TASK DIRECTIONS: Pick out the lines below that contain the string "Worx" and copy them all.

PROVIDED RECORDS:

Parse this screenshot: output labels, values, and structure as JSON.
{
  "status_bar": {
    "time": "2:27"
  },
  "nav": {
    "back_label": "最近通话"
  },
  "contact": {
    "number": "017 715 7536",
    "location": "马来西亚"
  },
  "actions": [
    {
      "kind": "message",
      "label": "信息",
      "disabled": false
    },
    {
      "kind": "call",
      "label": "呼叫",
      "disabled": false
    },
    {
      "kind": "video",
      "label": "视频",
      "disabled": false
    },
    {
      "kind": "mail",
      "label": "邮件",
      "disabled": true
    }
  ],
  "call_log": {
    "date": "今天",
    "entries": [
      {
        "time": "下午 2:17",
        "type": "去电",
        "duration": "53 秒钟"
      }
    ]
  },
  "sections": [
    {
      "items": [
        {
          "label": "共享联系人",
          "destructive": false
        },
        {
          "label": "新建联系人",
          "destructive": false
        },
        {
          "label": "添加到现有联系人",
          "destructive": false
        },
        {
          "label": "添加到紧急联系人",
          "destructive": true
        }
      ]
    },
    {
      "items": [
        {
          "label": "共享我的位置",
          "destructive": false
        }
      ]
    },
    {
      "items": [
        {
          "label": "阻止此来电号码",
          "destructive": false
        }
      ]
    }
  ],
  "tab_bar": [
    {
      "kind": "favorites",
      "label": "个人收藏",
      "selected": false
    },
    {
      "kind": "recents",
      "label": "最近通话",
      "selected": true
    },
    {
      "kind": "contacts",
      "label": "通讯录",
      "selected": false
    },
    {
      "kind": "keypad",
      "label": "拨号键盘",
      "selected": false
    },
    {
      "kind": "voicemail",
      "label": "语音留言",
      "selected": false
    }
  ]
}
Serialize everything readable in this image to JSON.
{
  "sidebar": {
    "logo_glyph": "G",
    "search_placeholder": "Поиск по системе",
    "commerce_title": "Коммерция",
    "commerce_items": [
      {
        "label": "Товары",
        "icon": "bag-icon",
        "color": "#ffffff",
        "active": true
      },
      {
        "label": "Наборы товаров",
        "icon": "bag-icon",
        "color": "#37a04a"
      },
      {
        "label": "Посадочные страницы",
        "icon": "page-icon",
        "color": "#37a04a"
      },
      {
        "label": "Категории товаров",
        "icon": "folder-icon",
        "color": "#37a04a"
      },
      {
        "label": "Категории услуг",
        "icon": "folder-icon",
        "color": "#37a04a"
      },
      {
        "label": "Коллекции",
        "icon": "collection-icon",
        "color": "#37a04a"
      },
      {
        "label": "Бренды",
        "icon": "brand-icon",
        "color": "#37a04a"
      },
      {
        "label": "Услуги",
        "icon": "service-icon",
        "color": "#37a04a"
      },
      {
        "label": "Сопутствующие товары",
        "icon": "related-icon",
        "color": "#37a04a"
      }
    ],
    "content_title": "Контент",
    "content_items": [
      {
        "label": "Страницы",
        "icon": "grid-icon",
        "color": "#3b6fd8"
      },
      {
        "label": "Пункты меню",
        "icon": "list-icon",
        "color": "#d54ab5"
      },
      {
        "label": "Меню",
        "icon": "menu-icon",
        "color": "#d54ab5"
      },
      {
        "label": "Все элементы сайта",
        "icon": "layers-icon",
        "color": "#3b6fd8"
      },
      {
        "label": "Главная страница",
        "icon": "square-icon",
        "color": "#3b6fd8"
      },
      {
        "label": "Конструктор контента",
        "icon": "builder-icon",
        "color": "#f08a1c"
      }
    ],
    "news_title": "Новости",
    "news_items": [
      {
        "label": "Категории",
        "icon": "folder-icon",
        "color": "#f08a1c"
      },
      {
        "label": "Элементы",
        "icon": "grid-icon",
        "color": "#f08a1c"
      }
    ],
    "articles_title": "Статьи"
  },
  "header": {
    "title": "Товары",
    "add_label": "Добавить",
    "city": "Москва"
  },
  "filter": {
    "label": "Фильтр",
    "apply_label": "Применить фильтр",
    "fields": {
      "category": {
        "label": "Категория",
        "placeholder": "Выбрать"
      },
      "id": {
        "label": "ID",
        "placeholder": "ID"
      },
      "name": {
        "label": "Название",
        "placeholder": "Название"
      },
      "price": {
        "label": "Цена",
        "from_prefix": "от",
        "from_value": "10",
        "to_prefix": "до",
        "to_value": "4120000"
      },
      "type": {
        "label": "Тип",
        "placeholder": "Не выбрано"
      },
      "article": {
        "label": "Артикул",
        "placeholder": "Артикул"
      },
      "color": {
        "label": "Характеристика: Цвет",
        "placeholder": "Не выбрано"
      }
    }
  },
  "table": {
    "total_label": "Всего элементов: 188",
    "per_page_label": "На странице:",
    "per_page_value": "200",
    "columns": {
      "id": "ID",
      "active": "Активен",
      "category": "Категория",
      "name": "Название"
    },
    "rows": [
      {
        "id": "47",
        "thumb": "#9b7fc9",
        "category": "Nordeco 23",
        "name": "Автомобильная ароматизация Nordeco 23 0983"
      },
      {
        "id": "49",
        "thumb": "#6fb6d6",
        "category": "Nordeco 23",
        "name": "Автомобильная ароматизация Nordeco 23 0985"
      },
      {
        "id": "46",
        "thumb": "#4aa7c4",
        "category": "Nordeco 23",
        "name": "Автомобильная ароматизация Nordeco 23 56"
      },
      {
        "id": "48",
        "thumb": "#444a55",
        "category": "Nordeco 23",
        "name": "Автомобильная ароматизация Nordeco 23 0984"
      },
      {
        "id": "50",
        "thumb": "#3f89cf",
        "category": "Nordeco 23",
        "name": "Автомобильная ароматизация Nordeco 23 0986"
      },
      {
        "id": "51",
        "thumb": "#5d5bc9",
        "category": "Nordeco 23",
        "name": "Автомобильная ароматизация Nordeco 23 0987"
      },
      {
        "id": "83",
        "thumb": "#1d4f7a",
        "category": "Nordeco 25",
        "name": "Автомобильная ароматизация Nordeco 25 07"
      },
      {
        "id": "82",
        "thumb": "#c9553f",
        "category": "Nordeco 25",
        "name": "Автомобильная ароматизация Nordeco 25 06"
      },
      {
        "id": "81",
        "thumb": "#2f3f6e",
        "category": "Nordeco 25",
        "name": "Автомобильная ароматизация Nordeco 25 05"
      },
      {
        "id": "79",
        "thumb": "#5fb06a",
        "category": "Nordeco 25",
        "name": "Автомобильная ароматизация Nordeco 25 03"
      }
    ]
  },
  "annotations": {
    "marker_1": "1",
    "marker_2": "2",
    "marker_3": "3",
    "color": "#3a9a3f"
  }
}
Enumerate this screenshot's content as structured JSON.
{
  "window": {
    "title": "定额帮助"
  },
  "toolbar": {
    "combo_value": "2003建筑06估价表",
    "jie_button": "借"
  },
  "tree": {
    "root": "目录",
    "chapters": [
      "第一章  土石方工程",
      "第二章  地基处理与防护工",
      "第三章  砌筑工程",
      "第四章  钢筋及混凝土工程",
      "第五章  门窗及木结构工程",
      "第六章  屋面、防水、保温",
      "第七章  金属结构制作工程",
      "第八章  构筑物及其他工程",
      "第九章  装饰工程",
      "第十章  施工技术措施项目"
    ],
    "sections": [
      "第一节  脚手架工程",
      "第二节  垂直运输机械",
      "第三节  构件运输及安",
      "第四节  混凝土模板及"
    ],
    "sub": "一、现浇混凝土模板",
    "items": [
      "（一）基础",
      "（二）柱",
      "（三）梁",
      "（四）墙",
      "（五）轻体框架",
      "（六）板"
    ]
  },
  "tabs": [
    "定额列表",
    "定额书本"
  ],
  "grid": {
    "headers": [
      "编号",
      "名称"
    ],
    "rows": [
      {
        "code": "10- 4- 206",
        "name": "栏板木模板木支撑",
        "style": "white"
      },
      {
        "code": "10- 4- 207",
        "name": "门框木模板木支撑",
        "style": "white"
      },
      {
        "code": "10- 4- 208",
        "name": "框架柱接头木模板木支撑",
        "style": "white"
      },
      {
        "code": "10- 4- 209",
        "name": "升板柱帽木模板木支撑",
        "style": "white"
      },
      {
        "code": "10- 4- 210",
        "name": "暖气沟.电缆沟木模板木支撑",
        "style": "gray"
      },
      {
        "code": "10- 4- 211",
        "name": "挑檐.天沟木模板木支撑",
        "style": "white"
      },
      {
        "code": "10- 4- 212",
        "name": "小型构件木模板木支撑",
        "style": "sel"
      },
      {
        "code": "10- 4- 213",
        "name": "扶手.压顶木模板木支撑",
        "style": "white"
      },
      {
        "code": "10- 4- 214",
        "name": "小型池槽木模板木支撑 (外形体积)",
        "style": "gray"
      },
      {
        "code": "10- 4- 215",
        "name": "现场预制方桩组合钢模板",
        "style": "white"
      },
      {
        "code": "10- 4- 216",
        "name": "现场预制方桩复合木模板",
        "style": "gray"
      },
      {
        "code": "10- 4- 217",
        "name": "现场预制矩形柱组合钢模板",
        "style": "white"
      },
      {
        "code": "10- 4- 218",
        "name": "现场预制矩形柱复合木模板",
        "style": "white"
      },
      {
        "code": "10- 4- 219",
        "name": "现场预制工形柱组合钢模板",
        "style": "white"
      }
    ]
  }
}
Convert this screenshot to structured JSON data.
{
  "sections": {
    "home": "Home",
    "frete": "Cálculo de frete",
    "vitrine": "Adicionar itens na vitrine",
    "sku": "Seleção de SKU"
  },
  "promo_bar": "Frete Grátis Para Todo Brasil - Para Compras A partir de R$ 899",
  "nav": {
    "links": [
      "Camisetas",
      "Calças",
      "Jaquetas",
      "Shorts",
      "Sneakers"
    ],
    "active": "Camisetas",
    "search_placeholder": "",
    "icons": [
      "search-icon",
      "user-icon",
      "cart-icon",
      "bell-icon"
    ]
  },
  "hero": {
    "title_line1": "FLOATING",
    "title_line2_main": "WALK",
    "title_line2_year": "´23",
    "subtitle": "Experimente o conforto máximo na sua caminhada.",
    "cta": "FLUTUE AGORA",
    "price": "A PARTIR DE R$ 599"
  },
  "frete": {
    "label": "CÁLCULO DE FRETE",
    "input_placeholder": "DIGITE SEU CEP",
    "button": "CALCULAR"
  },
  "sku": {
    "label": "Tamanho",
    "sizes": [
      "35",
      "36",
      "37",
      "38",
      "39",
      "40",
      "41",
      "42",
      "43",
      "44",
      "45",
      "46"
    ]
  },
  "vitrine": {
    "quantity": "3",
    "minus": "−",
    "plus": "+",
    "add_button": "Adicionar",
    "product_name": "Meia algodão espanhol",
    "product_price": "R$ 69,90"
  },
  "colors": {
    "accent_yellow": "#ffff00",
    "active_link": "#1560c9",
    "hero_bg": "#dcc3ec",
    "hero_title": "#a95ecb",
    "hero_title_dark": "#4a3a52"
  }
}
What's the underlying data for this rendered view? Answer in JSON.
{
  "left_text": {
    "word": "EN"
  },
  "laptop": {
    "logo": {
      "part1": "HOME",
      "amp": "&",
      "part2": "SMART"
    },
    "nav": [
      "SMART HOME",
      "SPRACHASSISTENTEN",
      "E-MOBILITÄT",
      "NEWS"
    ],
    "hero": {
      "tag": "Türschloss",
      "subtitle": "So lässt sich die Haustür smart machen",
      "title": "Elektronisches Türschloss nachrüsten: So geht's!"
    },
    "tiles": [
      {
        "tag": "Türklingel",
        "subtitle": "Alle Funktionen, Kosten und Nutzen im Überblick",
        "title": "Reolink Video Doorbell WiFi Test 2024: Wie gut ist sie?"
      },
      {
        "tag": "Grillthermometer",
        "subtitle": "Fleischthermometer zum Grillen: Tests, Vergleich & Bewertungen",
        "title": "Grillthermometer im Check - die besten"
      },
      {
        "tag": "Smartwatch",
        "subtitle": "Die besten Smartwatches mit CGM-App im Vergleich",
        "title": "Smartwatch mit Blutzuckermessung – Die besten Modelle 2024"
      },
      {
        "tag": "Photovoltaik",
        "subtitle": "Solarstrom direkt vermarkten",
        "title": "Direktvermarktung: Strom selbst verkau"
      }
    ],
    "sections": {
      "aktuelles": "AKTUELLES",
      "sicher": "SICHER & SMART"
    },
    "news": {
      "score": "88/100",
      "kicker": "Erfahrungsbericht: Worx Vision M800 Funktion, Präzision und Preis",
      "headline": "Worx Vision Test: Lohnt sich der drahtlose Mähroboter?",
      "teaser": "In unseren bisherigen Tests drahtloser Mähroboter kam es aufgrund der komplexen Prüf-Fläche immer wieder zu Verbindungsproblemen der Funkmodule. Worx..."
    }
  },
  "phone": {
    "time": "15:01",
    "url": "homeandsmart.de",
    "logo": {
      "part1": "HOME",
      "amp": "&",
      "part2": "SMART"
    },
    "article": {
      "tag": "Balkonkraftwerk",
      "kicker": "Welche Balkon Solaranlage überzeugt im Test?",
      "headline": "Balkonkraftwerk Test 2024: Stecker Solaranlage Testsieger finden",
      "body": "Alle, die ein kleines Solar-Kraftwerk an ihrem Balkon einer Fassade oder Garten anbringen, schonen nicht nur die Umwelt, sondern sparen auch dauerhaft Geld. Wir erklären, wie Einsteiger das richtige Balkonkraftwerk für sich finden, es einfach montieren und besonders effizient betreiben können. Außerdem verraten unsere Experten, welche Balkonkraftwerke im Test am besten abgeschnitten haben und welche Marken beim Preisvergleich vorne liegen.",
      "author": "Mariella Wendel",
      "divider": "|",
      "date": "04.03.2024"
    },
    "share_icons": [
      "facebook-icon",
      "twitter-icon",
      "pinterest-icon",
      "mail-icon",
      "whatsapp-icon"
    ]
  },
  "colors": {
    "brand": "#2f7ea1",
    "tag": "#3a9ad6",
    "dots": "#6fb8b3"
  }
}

FINISHED TASK:
      "kicker": "Erfahrungsbericht: Worx Vision M800 Funktion, Präzision und Preis",
      "headline": "Worx Vision Test: Lohnt sich der drahtlose Mähroboter?",
      "teaser": "In unseren bisherigen Tests drahtloser Mähroboter kam es aufgrund der komplexen Prüf-Fläche immer wieder zu Verbindungsproblemen der Funkmodule. Worx..."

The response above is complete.